What is Lithium?

Lithium (chemical formula: Li), is a silvery-white coloured, light, soft metal. It is odourless and must be kept under a mineral oil or other liquid free from oxygen or water. Lithium is lighter than water and is soluble in ammonia, forming a blue solution. Lithium also has high electrical conductivity as well as causing a violent reaction with water upon its evolution into hydrogen. 

What is Lithium used for?

Available in lithium ingots; rods; wire; ribbon and pellets, lithium is used in the production of alloys (especially lithium bearing metals), glass, ceramics, aircraft and missile fuels, nuclear reactor coolant, lubricants, batteries and medications.   

Lithium salts are used in medications to treat conditions such as bipolar disorder and depression. The medication is classified as a mood stabiliser that can decrease the chance of suicide in patients with these conditions.   

Most lithium is used to make lithium-ion batteries for use in electronic devices, such as mobile phones, as well as in electric vehicles. 

With the rising popularity of electric vehicles, the demand for lithium will continue to grow.  
With the rising popularity of electric vehicles, the demand for lithium will continue to grow.  

Lithium Hazards

The routes of exposure for lithium include inhalation, ingestion and skin and eye contact. 

Inhalation of lithium fumes and dusts may be harmful to the individual, causing headaches, nausea, vomiting, fever/chills, sudden thirst, a sweet/foul metallic taste, throat irritation, cough, tiredness, restlessness, sweating, diarrhoea, excess urination and a feeling of general unwellness. People with already compromised respiratory function (conditions such as emphysema or chronic bronchitis), may suffer further disability upon inhalation. 

Ingestion of lithium can cause chemical burns in the mouth and gastrointestinal tract. In large doses. It can cause dizziness and weakness and possible kidney damage.

Direct skin contact to lithium can cause chemical burns, with other harmful health effects expected following entry into the bloodstream through open cuts and wounds. 

Direct eye contact with lithium may produce chemical burns and severe eye damage, while eye exposure to lithium vapours/mists can cause extreme irritation. 

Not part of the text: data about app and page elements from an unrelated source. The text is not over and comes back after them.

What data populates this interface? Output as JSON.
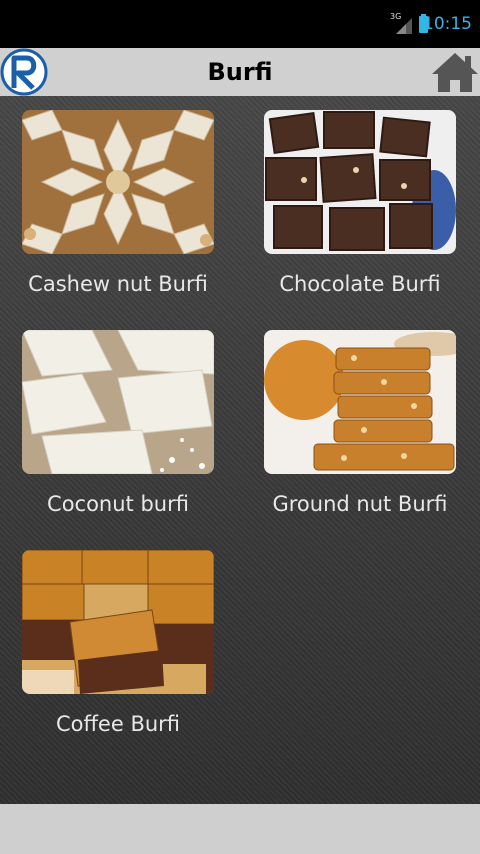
{
  "status_bar": {
    "network_label": "3G",
    "time": "10:15",
    "accent_color": "#33b5e5"
  },
  "action_bar": {
    "title": "Burfi",
    "logo_icon": "r-logo-icon",
    "home_icon": "home-icon"
  },
  "items": [
    {
      "label": "Cashew nut Burfi"
    },
    {
      "label": "Chocolate Burfi"
    },
    {
      "label": "Coconut burfi"
    },
    {
      "label": "Ground nut Burfi"
    },
    {
      "label": "Coffee Burfi"
    }
  ]
}
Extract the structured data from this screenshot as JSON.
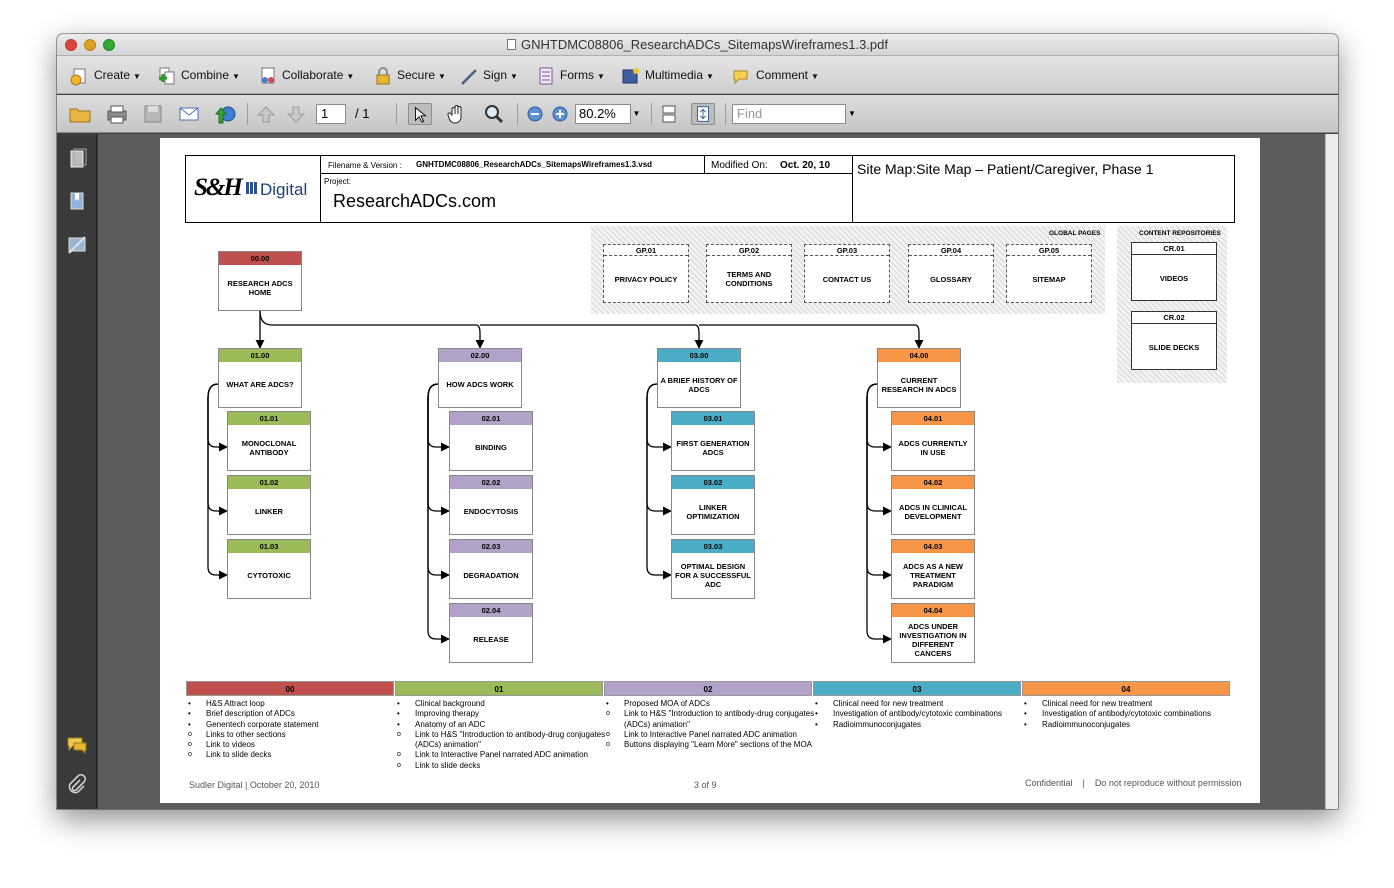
{
  "window": {
    "title": "GNHTDMC08806_ResearchADCs_SitemapsWireframes1.3.pdf"
  },
  "toolbar": {
    "create": "Create",
    "combine": "Combine",
    "collaborate": "Collaborate",
    "secure": "Secure",
    "sign": "Sign",
    "forms": "Forms",
    "multimedia": "Multimedia",
    "comment": "Comment"
  },
  "nav": {
    "page": "1",
    "total": "/ 1",
    "zoom": "80.2%",
    "find_placeholder": "Find"
  },
  "doc": {
    "logo": "S&H",
    "logo_digital": "Digital",
    "filename_label": "Filename & Version :",
    "filename": "GNHTDMC08806_ResearchADCs_SitemapsWireframes1.3.vsd",
    "modified_label": "Modified On:",
    "modified": "Oct. 20, 10",
    "project_label": "Project:",
    "project": "ResearchADCs.com",
    "sitemap_title": "Site Map:Site Map – Patient/Caregiver, Phase 1",
    "global_pages_label": "GLOBAL PAGES",
    "content_repos_label": "CONTENT REPOSITORIES",
    "global_pages": [
      {
        "id": "GP.01",
        "label": "PRIVACY POLICY"
      },
      {
        "id": "GP.02",
        "label": "TERMS AND CONDITIONS"
      },
      {
        "id": "GP.03",
        "label": "CONTACT US"
      },
      {
        "id": "GP.04",
        "label": "GLOSSARY"
      },
      {
        "id": "GP.05",
        "label": "SITEMAP"
      }
    ],
    "repos": [
      {
        "id": "CR.01",
        "label": "VIDEOS"
      },
      {
        "id": "CR.02",
        "label": "SLIDE DECKS"
      }
    ],
    "home": {
      "id": "00.00",
      "label": "RESEARCH ADCS HOME"
    },
    "sections": [
      {
        "id": "01.00",
        "label": "WHAT ARE ADCS?",
        "children": [
          {
            "id": "01.01",
            "label": "MONOCLONAL ANTIBODY"
          },
          {
            "id": "01.02",
            "label": "LINKER"
          },
          {
            "id": "01.03",
            "label": "CYTOTOXIC"
          }
        ]
      },
      {
        "id": "02.00",
        "label": "HOW ADCS WORK",
        "children": [
          {
            "id": "02.01",
            "label": "BINDING"
          },
          {
            "id": "02.02",
            "label": "ENDOCYTOSIS"
          },
          {
            "id": "02.03",
            "label": "DEGRADATION"
          },
          {
            "id": "02.04",
            "label": "RELEASE"
          }
        ]
      },
      {
        "id": "03.00",
        "label": "A BRIEF HISTORY OF ADCS",
        "children": [
          {
            "id": "03.01",
            "label": "FIRST GENERATION ADCS"
          },
          {
            "id": "03.02",
            "label": "LINKER OPTIMIZATION"
          },
          {
            "id": "03.03",
            "label": "OPTIMAL DESIGN FOR A SUCCESSFUL ADC"
          }
        ]
      },
      {
        "id": "04.00",
        "label": "CURRENT RESEARCH IN ADCS",
        "children": [
          {
            "id": "04.01",
            "label": "ADCS CURRENTLY IN USE"
          },
          {
            "id": "04.02",
            "label": "ADCS IN CLINICAL DEVELOPMENT"
          },
          {
            "id": "04.03",
            "label": "ADCS AS A NEW TREATMENT PARADIGM"
          },
          {
            "id": "04.04",
            "label": "ADCS UNDER INVESTIGATION IN DIFFERENT CANCERS"
          }
        ]
      }
    ],
    "legend": [
      {
        "id": "00",
        "items": [
          {
            "bullet": "b",
            "text": "H&S Attract loop"
          },
          {
            "bullet": "b",
            "text": "Brief description of ADCs"
          },
          {
            "bullet": "b",
            "text": "Genentech corporate statement"
          },
          {
            "bullet": "o",
            "text": "Links to other sections"
          },
          {
            "bullet": "o",
            "text": "Link to videos"
          },
          {
            "bullet": "o",
            "text": "Link to slide decks"
          }
        ]
      },
      {
        "id": "01",
        "items": [
          {
            "bullet": "b",
            "text": "Clinical background"
          },
          {
            "bullet": "b",
            "text": "Improving therapy"
          },
          {
            "bullet": "b",
            "text": "Anatomy of an ADC"
          },
          {
            "bullet": "o",
            "text": "Link to H&S \"Introduction to antibody-drug conjugates"
          },
          {
            "bullet": "",
            "text": "(ADCs) animation\""
          },
          {
            "bullet": "o",
            "text": "Link to Interactive Panel narrated ADC animation"
          },
          {
            "bullet": "o",
            "text": "Link to slide decks"
          }
        ]
      },
      {
        "id": "02",
        "items": [
          {
            "bullet": "b",
            "text": "Proposed MOA of ADCs"
          },
          {
            "bullet": "o",
            "text": "Link to H&S \"Introduction to antibody-drug conjugates"
          },
          {
            "bullet": "",
            "text": "(ADCs) animation\""
          },
          {
            "bullet": "o",
            "text": "Link to Interactive Panel narrated ADC animation"
          },
          {
            "bullet": "o",
            "text": "Buttons displaying \"Learn More\" sections of the MOA"
          }
        ]
      },
      {
        "id": "03",
        "items": [
          {
            "bullet": "b",
            "text": "Clinical need for new treatment"
          },
          {
            "bullet": "b",
            "text": "Investigation of antibody/cytotoxic combinations"
          },
          {
            "bullet": "b",
            "text": "Radioimmunoconjugates"
          }
        ]
      },
      {
        "id": "04",
        "items": [
          {
            "bullet": "b",
            "text": "Clinical need for new treatment"
          },
          {
            "bullet": "b",
            "text": "Investigation of antibody/cytotoxic combinations"
          },
          {
            "bullet": "b",
            "text": "Radioimmunoconjugates"
          }
        ]
      }
    ],
    "colors": {
      "c00": "#c0504d",
      "c01": "#9bbb59",
      "c02": "#b3a2c7",
      "c03": "#4bacc6",
      "c04": "#f79646"
    },
    "footer_left": "Sudler Digital  |  October 20, 2010",
    "footer_page": "3  of  9",
    "footer_right": "Confidential    |    Do not reproduce without permission"
  }
}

Prolonged exposure to lithium may cause erosion of teeth, inflammation/ulcers to the mouth, changes in lung function and bronchial irritation. Lithium can also accumulate in the body and begin to affect the nervous system and muscles, causing tremors and inco-ordiation, amongst other symptoms. 

Lithium Safety

If inhaled, remove the patient from the contaminated area to the nearest fresh air source and monitor their breathing. Lay them down and keep them warm and rested. If the patient is not breathing and you are qualified to do so, perform CPR. Seek medical attention without delay. 

If swallowed, urgent hospital treatment is likely to be required. Do not induce vomiting, but if vomiting does occur, lean the patient forward or on their left side to prevent aspiration. Give the patient water to rinse their mouth out—the patient should then slowly drink as much as they comfortably can. Seek medical attention without delay.

If skin exposure occurs, remove all contaminated clothing, footwear and accessories and use a safety shower to cleanse the affected area with plenty of water. Seek medical attention without delay.

If lithium is exposed to the eyes, flush the eyes out immediately with fresh running water for at least 15 minutes, remembering to wash under the eyelids. Do not attempt to remove any particles in the eye, as this and the removal of contact lenses should only be done by a skilled individual. Seek medical attention without delay.

Lithium Safety Handling

Emergency eyewash fountains should be accessible in the immediate area of the potential exposure to the chemical and adequate ventilation is also essential (install local exhaust if necessary).

The PPE recommended when handling lithium includes chemical goggles, full face shields, dust respirators, PVC/neoprene/leather gloves, overalls and safety footwear/boots.

Lithium can cause harmful and chronic effects when exposed to the body. Ensure you are properly protected with recommended PPE before handling the chemical. Click here for a trial of our SDS Management Software or contact us at for more information about our chemicals management solutions.